Start of INFORMATION SUPPLIED
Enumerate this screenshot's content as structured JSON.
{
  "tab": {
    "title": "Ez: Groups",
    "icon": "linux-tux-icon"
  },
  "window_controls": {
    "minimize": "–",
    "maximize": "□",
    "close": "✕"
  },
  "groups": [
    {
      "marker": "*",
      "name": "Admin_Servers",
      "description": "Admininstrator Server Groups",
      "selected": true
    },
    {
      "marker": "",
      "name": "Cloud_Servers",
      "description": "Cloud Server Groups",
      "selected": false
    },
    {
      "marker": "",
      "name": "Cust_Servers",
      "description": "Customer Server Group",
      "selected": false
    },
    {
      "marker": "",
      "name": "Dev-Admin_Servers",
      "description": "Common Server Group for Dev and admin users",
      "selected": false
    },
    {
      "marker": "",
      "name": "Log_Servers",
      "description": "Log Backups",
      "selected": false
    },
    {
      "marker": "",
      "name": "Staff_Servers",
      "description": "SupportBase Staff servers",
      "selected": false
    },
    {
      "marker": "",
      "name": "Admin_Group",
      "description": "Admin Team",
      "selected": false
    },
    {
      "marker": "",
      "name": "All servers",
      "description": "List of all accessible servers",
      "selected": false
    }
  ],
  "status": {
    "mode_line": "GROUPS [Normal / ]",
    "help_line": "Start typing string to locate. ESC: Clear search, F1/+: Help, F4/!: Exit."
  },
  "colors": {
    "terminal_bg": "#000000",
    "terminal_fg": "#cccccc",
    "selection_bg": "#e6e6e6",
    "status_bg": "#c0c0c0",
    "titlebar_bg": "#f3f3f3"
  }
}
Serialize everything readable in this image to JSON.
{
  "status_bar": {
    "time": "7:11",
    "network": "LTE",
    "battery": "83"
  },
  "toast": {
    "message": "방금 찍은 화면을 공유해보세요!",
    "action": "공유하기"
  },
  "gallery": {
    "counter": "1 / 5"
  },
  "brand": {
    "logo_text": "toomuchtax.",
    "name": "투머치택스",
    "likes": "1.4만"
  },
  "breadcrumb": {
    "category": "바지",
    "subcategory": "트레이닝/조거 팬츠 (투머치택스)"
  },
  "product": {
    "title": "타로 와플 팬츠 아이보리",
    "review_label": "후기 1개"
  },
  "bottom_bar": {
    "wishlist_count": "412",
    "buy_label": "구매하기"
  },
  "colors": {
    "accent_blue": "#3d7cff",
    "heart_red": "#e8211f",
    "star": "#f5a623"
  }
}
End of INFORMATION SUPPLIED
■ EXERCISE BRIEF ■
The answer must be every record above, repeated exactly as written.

■ OUTPUT BELOW ■
Enumerate this screenshot's content as structured JSON.
{
  "tab": {
    "title": "Ez: Groups",
    "icon": "linux-tux-icon"
  },
  "window_controls": {
    "minimize": "–",
    "maximize": "□",
    "close": "✕"
  },
  "groups": [
    {
      "marker": "*",
      "name": "Admin_Servers",
      "description": "Admininstrator Server Groups",
      "selected": true
    },
    {
      "marker": "",
      "name": "Cloud_Servers",
      "description": "Cloud Server Groups",
      "selected": false
    },
    {
      "marker": "",
      "name": "Cust_Servers",
      "description": "Customer Server Group",
      "selected": false
    },
    {
      "marker": "",
      "name": "Dev-Admin_Servers",
      "description": "Common Server Group for Dev and admin users",
      "selected": false
    },
    {
      "marker": "",
      "name": "Log_Servers",
      "description": "Log Backups",
      "selected": false
    },
    {
      "marker": "",
      "name": "Staff_Servers",
      "description": "SupportBase Staff servers",
      "selected": false
    },
    {
      "marker": "",
      "name": "Admin_Group",
      "description": "Admin Team",
      "selected": false
    },
    {
      "marker": "",
      "name": "All servers",
      "description": "List of all accessible servers",
      "selected": false
    }
  ],
  "status": {
    "mode_line": "GROUPS [Normal / ]",
    "help_line": "Start typing string to locate. ESC: Clear search, F1/+: Help, F4/!: Exit."
  },
  "colors": {
    "terminal_bg": "#000000",
    "terminal_fg": "#cccccc",
    "selection_bg": "#e6e6e6",
    "status_bg": "#c0c0c0",
    "titlebar_bg": "#f3f3f3"
  }
}
Serialize everything readable in this image to JSON.
{
  "status_bar": {
    "time": "7:11",
    "network": "LTE",
    "battery": "83"
  },
  "toast": {
    "message": "방금 찍은 화면을 공유해보세요!",
    "action": "공유하기"
  },
  "gallery": {
    "counter": "1 / 5"
  },
  "brand": {
    "logo_text": "toomuchtax.",
    "name": "투머치택스",
    "likes": "1.4만"
  },
  "breadcrumb": {
    "category": "바지",
    "subcategory": "트레이닝/조거 팬츠 (투머치택스)"
  },
  "product": {
    "title": "타로 와플 팬츠 아이보리",
    "review_label": "후기 1개"
  },
  "bottom_bar": {
    "wishlist_count": "412",
    "buy_label": "구매하기"
  },
  "colors": {
    "accent_blue": "#3d7cff",
    "heart_red": "#e8211f",
    "star": "#f5a623"
  }
}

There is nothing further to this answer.